#### Task objective:
Output all of the material beneath this line exactly as it is.

--- Supplied information Enclosed Below ---

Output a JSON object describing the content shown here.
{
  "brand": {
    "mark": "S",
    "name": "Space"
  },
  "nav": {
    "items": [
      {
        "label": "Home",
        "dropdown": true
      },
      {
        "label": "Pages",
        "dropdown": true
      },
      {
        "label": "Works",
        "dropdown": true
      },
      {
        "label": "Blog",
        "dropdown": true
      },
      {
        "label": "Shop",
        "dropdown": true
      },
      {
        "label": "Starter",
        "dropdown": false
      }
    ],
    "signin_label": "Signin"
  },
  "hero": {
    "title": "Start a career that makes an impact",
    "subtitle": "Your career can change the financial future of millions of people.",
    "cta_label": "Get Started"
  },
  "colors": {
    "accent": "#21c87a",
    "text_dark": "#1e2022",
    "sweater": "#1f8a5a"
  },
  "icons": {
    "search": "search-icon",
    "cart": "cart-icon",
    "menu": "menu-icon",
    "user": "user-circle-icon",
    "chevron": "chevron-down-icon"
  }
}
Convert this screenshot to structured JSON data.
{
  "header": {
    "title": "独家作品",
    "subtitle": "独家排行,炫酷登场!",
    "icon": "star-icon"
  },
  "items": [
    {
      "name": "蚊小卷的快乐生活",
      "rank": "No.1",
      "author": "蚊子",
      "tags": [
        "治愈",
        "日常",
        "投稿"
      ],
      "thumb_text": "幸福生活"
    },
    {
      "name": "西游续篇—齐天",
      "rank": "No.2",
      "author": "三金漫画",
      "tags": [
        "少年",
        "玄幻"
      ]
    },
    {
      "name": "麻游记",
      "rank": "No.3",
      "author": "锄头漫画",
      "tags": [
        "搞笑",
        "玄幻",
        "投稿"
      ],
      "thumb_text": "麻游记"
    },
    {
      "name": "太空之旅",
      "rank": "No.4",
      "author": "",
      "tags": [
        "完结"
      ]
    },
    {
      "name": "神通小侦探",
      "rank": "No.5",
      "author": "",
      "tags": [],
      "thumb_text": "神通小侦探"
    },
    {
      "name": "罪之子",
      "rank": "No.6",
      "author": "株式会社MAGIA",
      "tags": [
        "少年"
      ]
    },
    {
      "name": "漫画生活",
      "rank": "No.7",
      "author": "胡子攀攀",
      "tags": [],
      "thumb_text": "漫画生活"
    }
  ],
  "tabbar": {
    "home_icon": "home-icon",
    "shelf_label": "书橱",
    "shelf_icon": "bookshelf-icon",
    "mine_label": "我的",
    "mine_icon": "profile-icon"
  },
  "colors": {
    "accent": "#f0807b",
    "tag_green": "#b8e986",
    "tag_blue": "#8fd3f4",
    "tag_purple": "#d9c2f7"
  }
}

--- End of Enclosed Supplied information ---

#### Task output:
Output a JSON object describing the content shown here.
{
  "brand": {
    "mark": "S",
    "name": "Space"
  },
  "nav": {
    "items": [
      {
        "label": "Home",
        "dropdown": true
      },
      {
        "label": "Pages",
        "dropdown": true
      },
      {
        "label": "Works",
        "dropdown": true
      },
      {
        "label": "Blog",
        "dropdown": true
      },
      {
        "label": "Shop",
        "dropdown": true
      },
      {
        "label": "Starter",
        "dropdown": false
      }
    ],
    "signin_label": "Signin"
  },
  "hero": {
    "title": "Start a career that makes an impact",
    "subtitle": "Your career can change the financial future of millions of people.",
    "cta_label": "Get Started"
  },
  "colors": {
    "accent": "#21c87a",
    "text_dark": "#1e2022",
    "sweater": "#1f8a5a"
  },
  "icons": {
    "search": "search-icon",
    "cart": "cart-icon",
    "menu": "menu-icon",
    "user": "user-circle-icon",
    "chevron": "chevron-down-icon"
  }
}
Convert this screenshot to structured JSON data.
{
  "header": {
    "title": "独家作品",
    "subtitle": "独家排行,炫酷登场!",
    "icon": "star-icon"
  },
  "items": [
    {
      "name": "蚊小卷的快乐生活",
      "rank": "No.1",
      "author": "蚊子",
      "tags": [
        "治愈",
        "日常",
        "投稿"
      ],
      "thumb_text": "幸福生活"
    },
    {
      "name": "西游续篇—齐天",
      "rank": "No.2",
      "author": "三金漫画",
      "tags": [
        "少年",
        "玄幻"
      ]
    },
    {
      "name": "麻游记",
      "rank": "No.3",
      "author": "锄头漫画",
      "tags": [
        "搞笑",
        "玄幻",
        "投稿"
      ],
      "thumb_text": "麻游记"
    },
    {
      "name": "太空之旅",
      "rank": "No.4",
      "author": "",
      "tags": [
        "完结"
      ]
    },
    {
      "name": "神通小侦探",
      "rank": "No.5",
      "author": "",
      "tags": [],
      "thumb_text": "神通小侦探"
    },
    {
      "name": "罪之子",
      "rank": "No.6",
      "author": "株式会社MAGIA",
      "tags": [
        "少年"
      ]
    },
    {
      "name": "漫画生活",
      "rank": "No.7",
      "author": "胡子攀攀",
      "tags": [],
      "thumb_text": "漫画生活"
    }
  ],
  "tabbar": {
    "home_icon": "home-icon",
    "shelf_label": "书橱",
    "shelf_icon": "bookshelf-icon",
    "mine_label": "我的",
    "mine_icon": "profile-icon"
  },
  "colors": {
    "accent": "#f0807b",
    "tag_green": "#b8e986",
    "tag_blue": "#8fd3f4",
    "tag_purple": "#d9c2f7"
  }
}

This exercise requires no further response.